England and Wales
Variables- Postcode, Tenure, Landlord of Accomodation, Relation to household reference person
|- Annual data|
- Designed to collect information on tenure
- Same survey for England and Wales
|- Not economically viable to obtain a sample large enough to provide precise estimates for small geographies|
- Degree of uncertainty around estimates
|Proxy||2011 Census (ONS)||Full tenure breakdown for local authorities|
England and Wales
|- Comprehensive data on tenure as it covers the whole of England and Wales|
- Does not suffer from missing geographical areas or zero counts
|- Only available every 10 years, so can be out-of-date between censuses|
|Row margins||England: Live tables on dwelling stock - Table 100 (MHCLG³)|
Wales: Dwelling stock estimates (Welsh Government)
|Total stock for local authorities||- National Statistics, so are considered robust|
- Annual data
|Column margins||England: Live tables on dwelling stock -- Table 104 (MHCLG)|
Wales: Dwelling stock estimates (Welsh Government)
|Full tenure breakdown for the country as a whole||- National Statistics, so are considered robust|
- Annual data
Download this table Table 3: Input data for the Generalised Structure Preserving Estimator model.xls .csv
It is only possible to use tenure information from data sources that cover all tenure categories of interest. This means that it is not possible to use data sources such as the Tenancy Deposit Protection schemes data on secured deposits, which would provide useful information about the private rental sector but no information about owner-occupiers.
Figure 8 illustrates an overview of the process used by the GSPREE models to produce the modelled estimates of tenure by local authority.
We would like your feedback on the data and methods used to produce these estimates. Please email any feedback to email@example.com.Back to table of contents
We would like to receive feedback on this Research Output and the methodology used to produce these estimates, including how they might be improved and potential uses of the data. Please email your feedback to firstname.lastname@example.org.Back to table of contents

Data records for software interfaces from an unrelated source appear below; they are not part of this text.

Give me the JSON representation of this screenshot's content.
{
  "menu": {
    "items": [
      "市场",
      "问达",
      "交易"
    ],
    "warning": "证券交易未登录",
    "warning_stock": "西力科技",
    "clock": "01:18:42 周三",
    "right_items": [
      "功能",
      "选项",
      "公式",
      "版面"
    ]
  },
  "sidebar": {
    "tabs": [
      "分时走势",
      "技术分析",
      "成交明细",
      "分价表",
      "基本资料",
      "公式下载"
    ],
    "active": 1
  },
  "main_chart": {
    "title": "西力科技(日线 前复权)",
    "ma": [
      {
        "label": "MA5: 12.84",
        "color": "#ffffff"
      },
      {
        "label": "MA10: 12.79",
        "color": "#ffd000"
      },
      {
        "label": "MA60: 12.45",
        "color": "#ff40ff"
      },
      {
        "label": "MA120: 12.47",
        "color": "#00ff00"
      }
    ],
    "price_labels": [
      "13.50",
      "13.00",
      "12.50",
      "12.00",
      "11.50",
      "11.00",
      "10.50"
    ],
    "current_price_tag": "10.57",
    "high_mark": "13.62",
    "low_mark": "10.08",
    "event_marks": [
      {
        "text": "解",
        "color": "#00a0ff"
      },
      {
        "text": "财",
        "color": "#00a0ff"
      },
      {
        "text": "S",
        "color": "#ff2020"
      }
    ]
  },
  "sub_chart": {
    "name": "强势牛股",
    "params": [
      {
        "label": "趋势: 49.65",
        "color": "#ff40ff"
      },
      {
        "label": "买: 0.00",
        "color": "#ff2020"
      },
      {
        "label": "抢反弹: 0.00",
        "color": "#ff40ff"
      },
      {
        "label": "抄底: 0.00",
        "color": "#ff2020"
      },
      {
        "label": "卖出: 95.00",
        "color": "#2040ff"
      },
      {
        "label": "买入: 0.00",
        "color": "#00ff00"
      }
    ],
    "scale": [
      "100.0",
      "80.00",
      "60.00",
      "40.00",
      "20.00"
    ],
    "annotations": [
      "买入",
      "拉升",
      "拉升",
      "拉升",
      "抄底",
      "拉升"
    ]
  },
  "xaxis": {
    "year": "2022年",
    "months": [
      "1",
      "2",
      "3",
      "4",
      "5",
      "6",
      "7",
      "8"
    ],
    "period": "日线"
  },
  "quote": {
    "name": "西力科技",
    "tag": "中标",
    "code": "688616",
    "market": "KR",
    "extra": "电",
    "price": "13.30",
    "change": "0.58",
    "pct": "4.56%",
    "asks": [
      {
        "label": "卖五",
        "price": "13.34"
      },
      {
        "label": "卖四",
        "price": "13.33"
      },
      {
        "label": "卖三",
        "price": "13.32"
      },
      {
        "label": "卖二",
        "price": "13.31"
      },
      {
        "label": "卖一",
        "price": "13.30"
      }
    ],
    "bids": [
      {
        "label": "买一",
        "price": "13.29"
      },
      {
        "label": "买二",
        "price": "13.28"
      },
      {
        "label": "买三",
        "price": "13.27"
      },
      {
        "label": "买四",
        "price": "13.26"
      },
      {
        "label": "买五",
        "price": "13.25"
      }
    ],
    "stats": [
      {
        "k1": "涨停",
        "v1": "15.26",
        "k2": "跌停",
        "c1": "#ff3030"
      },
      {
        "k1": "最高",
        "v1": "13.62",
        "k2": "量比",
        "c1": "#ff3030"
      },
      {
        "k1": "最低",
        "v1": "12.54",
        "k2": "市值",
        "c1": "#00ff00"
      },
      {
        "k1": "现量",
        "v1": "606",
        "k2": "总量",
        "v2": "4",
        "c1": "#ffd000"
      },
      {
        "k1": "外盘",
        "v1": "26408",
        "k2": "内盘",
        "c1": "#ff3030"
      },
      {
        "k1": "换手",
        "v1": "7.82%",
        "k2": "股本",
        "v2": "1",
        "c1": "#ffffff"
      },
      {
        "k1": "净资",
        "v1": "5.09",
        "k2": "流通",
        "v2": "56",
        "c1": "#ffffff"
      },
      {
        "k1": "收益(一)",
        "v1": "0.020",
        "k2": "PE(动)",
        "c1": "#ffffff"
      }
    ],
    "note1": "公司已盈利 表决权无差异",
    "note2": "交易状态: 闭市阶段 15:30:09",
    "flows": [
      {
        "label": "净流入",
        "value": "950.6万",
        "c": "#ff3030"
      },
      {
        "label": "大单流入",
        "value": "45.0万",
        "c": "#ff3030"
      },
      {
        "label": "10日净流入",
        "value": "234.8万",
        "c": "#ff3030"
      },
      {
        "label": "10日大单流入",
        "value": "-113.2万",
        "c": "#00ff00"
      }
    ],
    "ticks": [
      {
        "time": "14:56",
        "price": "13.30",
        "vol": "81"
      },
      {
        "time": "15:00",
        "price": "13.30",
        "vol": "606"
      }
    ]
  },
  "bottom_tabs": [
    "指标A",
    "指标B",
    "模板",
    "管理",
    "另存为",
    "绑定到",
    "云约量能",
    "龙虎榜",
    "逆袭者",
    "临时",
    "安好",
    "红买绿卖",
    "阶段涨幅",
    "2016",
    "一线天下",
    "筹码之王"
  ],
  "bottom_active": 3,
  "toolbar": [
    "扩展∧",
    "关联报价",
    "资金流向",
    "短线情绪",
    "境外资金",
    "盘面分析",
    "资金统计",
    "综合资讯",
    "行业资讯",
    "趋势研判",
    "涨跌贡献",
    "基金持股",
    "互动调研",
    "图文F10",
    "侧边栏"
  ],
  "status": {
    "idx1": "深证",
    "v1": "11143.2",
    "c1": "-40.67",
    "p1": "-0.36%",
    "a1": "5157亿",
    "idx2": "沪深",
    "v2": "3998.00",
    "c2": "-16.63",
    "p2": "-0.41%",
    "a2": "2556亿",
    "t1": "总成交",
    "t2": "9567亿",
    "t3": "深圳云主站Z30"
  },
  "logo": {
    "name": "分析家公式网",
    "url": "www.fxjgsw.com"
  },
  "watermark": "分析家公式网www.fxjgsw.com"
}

This new method makes use of data from multiple sources to produce subnational dwelling stock by tenure estimates. This method has been successful and has improved the precision of the estimates, so we are looking to adopt this new methodology. We will work with the devolved administrations of the UK to help determine the best method for the estimates in each country.
In addition, we will explore whether there are any other data sources that could be incorporated into our new method, to draw on strengths from other sources and try to further improve the precision of the estimates.Back to table of contents
Annual subnational statistics on the dwelling stock are available for each of the four UK countries. See the Subnational dwelling stock by tenure estimates, England: 2012 to 2018 article for more information.Back to table of contents
Contact details for this Article
Telephone: +44 (0)1329 447934